* WHAT YOU SHOULD DO: Write each entry out once more, please, precisely as shown.

Data records for software interfaces:
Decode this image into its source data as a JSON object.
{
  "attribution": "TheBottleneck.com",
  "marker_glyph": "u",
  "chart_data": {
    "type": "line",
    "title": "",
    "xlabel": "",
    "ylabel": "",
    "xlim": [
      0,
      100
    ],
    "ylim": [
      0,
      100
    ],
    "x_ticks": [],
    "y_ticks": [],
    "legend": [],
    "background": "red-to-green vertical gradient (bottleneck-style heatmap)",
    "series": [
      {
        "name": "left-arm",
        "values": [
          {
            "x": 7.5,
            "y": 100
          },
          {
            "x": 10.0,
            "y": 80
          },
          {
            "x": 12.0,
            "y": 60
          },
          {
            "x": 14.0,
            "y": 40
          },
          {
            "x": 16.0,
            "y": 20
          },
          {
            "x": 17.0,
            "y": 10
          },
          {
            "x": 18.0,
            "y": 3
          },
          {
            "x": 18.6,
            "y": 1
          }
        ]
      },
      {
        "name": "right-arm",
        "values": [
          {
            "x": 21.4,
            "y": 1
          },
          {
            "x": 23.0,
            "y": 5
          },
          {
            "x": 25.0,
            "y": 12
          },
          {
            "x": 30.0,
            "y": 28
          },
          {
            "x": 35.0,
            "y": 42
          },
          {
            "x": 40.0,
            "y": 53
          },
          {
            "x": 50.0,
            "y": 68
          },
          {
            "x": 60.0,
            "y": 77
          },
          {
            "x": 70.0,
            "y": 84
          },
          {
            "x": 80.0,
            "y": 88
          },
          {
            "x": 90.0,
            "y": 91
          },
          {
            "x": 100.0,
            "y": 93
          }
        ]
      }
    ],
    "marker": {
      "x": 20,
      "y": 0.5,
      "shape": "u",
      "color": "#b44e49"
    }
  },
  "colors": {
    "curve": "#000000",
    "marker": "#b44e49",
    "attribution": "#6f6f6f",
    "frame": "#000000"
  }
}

* OUTPUT OF THE EXERCISE:
Decode this image into its source data as a JSON object.
{
  "attribution": "TheBottleneck.com",
  "marker_glyph": "u",
  "chart_data": {
    "type": "line",
    "title": "",
    "xlabel": "",
    "ylabel": "",
    "xlim": [
      0,
      100
    ],
    "ylim": [
      0,
      100
    ],
    "x_ticks": [],
    "y_ticks": [],
    "legend": [],
    "background": "red-to-green vertical gradient (bottleneck-style heatmap)",
    "series": [
      {
        "name": "left-arm",
        "values": [
          {
            "x": 7.5,
            "y": 100
          },
          {
            "x": 10.0,
            "y": 80
          },
          {
            "x": 12.0,
            "y": 60
          },
          {
            "x": 14.0,
            "y": 40
          },
          {
            "x": 16.0,
            "y": 20
          },
          {
            "x": 17.0,
            "y": 10
          },
          {
            "x": 18.0,
            "y": 3
          },
          {
            "x": 18.6,
            "y": 1
          }
        ]
      },
      {
        "name": "right-arm",
        "values": [
          {
            "x": 21.4,
            "y": 1
          },
          {
            "x": 23.0,
            "y": 5
          },
          {
            "x": 25.0,
            "y": 12
          },
          {
            "x": 30.0,
            "y": 28
          },
          {
            "x": 35.0,
            "y": 42
          },
          {
            "x": 40.0,
            "y": 53
          },
          {
            "x": 50.0,
            "y": 68
          },
          {
            "x": 60.0,
            "y": 77
          },
          {
            "x": 70.0,
            "y": 84
          },
          {
            "x": 80.0,
            "y": 88
          },
          {
            "x": 90.0,
            "y": 91
          },
          {
            "x": 100.0,
            "y": 93
          }
        ]
      }
    ],
    "marker": {
      "x": 20,
      "y": 0.5,
      "shape": "u",
      "color": "#b44e49"
    }
  },
  "colors": {
    "curve": "#000000",
    "marker": "#b44e49",
    "attribution": "#6f6f6f",
    "frame": "#000000"
  }
}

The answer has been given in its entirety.